But Buffett goes beyond guilt-ridden rants in favor of higher taxes. He makes specific assertions that are inaccurate.

Last year my federal tax bill — the income tax I paid, as well as payroll taxes paid by me and on my behalf — was $6,938,744. That sounds like a lot of money. But what I paid was only 17.4 percent of my taxable income — and that’s actually a lower percentage than was paid by any of the other 20 people in our office. Their tax burdens ranged from 33 percent to 41 percent and averaged 36 percent.

His numbers are flawed in two important ways.

  1. When Buffett receives dividends and capital gains, it is true that he pays “only” 15 percent of that money on his tax return. But dividends and capital gains are both forms of double taxation.
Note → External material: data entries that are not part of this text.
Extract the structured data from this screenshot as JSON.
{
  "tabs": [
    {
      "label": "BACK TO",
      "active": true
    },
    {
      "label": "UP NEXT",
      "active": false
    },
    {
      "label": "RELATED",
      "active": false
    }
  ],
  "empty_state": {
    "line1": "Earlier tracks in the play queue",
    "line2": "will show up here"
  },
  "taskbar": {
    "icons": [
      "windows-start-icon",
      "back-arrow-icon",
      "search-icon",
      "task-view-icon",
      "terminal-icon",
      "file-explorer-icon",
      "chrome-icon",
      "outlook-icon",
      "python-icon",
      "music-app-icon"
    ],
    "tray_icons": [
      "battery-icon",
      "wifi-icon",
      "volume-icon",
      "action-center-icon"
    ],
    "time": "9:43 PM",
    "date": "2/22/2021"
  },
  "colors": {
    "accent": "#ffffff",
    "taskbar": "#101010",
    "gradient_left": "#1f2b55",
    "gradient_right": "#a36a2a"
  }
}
So if he wants honest effective tax rate numbers, he needs to show the 35 percent corporate tax rate.Moreover, as I noted in a previous post, Buffett completely ignores the impact of the death tax, which will result in the federal government seizing 45 percent of his assets. To be sure, Buffett may be engaging in clever tax planning, so it is hard to know the impact on his effective tax rate, but it will be significant.
  2. Buffett also mischaracterizes the impact of the Social Security payroll tax, which is dedicated for a specific purpose. The law only imposes that tax on income up to about $107,000 per year because the tax is designed so that people “earn” a corresponding  retirement benefit (which actually is tilted in favor of low-income workers).Imposing the tax on multi-millionaire income, however, would mean sending rich people giant checks from Social Security when they retire. But nobody thinks that’s a good idea. Or you could apply the payroll tax to all income and not pay any additional benefits. But this would turn Social Security from an “earned benefit” to a redistribution program, which also is widely rejected (though the left has been warming to the idea in recent years because their hunger for more tax revenue is greater than their support for Social Security).

If we consider these two factors, Buffett’s effective tax rate almost surely is much higher than the burden on any of the people who work for him.

But this entire discussion is a good example of why we should junk the corrupt, punitive, and unfair tax code and replace it with a simple flat tax. With no double taxation and a single, low tax rate, we would know that rich people were paying the right amount, neither too much based on class-warfare tax rates nor too little based on loopholes, deduction, preferences, exemptions, shelters, and credits.

So why doesn’t Buffett endorse this approach? Tim Carney offers a very plausible answer.